__Activity__
The answer must be the data, repeated exactly.

__Input data__
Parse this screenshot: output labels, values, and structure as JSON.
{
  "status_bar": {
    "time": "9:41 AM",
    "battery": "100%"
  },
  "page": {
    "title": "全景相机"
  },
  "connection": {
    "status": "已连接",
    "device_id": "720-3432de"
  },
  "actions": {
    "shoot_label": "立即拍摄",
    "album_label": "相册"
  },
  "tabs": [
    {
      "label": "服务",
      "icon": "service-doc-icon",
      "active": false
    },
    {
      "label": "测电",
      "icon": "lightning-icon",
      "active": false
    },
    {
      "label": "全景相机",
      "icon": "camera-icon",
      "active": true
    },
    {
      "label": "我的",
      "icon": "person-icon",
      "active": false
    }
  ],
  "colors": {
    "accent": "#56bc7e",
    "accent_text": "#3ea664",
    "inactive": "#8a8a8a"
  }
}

__The answer__
Parse this screenshot: output labels, values, and structure as JSON.
{
  "status_bar": {
    "time": "9:41 AM",
    "battery": "100%"
  },
  "page": {
    "title": "全景相机"
  },
  "connection": {
    "status": "已连接",
    "device_id": "720-3432de"
  },
  "actions": {
    "shoot_label": "立即拍摄",
    "album_label": "相册"
  },
  "tabs": [
    {
      "label": "服务",
      "icon": "service-doc-icon",
      "active": false
    },
    {
      "label": "测电",
      "icon": "lightning-icon",
      "active": false
    },
    {
      "label": "全景相机",
      "icon": "camera-icon",
      "active": true
    },
    {
      "label": "我的",
      "icon": "person-icon",
      "active": false
    }
  ],
  "colors": {
    "accent": "#56bc7e",
    "accent_text": "#3ea664",
    "inactive": "#8a8a8a"
  }
}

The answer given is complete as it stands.